Making the announcement Monday in a trembling voice, using words he had penned himself, John Key explained his decision at least in part by the toll his job had taken on his own family.
"Simply put, it has, for me, been the most remarkable, satisfying and exciting time of my life," said Mr. Key, according to the Associated Press. "All I can say is that I gave it everything I had.... I left nothing in the tank."
Prime Minister Key had been widely expected to run next year for a fourth term, with his National Party the favorite to win the most votes, but with this new turn of events, the political landscape could be about to shift.

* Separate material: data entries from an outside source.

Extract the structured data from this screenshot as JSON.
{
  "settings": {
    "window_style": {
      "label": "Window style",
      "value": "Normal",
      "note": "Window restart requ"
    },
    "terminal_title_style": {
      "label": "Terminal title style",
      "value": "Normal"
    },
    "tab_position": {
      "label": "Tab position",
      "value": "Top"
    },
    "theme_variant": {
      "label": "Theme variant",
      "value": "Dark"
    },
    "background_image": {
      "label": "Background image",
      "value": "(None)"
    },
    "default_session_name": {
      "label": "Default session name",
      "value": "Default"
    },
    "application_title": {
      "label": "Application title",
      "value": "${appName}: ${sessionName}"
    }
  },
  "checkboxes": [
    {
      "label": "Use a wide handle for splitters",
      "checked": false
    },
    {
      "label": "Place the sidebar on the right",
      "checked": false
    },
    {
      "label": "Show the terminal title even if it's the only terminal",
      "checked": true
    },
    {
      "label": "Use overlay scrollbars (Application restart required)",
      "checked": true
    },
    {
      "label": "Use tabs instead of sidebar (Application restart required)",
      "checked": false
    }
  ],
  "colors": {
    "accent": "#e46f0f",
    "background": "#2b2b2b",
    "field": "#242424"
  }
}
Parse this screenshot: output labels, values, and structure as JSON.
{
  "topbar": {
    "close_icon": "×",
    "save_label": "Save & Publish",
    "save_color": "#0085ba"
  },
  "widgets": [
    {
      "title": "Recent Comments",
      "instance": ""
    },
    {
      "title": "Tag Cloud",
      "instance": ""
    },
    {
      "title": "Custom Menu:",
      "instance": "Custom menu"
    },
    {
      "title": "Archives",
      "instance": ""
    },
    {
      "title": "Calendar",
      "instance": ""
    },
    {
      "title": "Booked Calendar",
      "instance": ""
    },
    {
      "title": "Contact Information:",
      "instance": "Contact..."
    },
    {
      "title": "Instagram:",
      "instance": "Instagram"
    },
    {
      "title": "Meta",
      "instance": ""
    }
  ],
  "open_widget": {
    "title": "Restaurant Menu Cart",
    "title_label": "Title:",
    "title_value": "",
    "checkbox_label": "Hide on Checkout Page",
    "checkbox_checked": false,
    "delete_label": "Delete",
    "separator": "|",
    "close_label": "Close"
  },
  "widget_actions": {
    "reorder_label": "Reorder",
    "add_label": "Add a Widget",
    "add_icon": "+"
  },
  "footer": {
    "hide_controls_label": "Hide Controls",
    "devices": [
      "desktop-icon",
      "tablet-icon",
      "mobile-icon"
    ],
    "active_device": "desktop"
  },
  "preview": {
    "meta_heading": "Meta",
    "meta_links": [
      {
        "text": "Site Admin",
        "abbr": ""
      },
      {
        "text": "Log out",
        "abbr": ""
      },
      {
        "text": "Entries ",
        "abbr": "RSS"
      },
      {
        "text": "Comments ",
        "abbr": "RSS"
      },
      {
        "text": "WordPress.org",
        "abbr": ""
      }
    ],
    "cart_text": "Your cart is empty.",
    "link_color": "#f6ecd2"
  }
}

The first step, however, will be for the governing party to settle upon a new leader and prime minister; Key said he will be supporting his deputy, Bill English.
Asked in an interview with the New Zealand Herald for assurances that there was nothing “untoward” behind the decision, Key described his marriage as “rock solid” and his health as "tickety-boo."
"In a way, no modern-day prime minister post-war has left on their own terms," said Key, and by stepping down now, he felt that New Zealand could demonstrate a "new way of doing things."
The outgoing prime minister has retained remarkable popularity ratings throughout his tenure, having successfully steered the country through the financial crisis of 2008, leaving it now with an annual growth of gross domestic product of more than 3 percent and a rate of unemployment below 5 percent.
He also earned praise for his stewardship in the wake of two devastating earthquakes in the Christchurch area.
Prime Minister Malcolm Turnbull of Australia, according to The Australian newspaper, texted his counterpart in New Zealand following the announcement, saying "Say it ain’t so, bro."
"He has gone, as he said, while he is on top," Mr. Turnbull said. "He has retired when people are begging him to stay. He is a class act, none classier."
As for life after politics, Key had no particular plans, saying only that he would likely take positions on a couple of company boards, alongside international speaking engagements; he will remain in parliament long enough so that no special election is required ahead of next year’s general election.
This report contains material from the Associated Press and Reuters.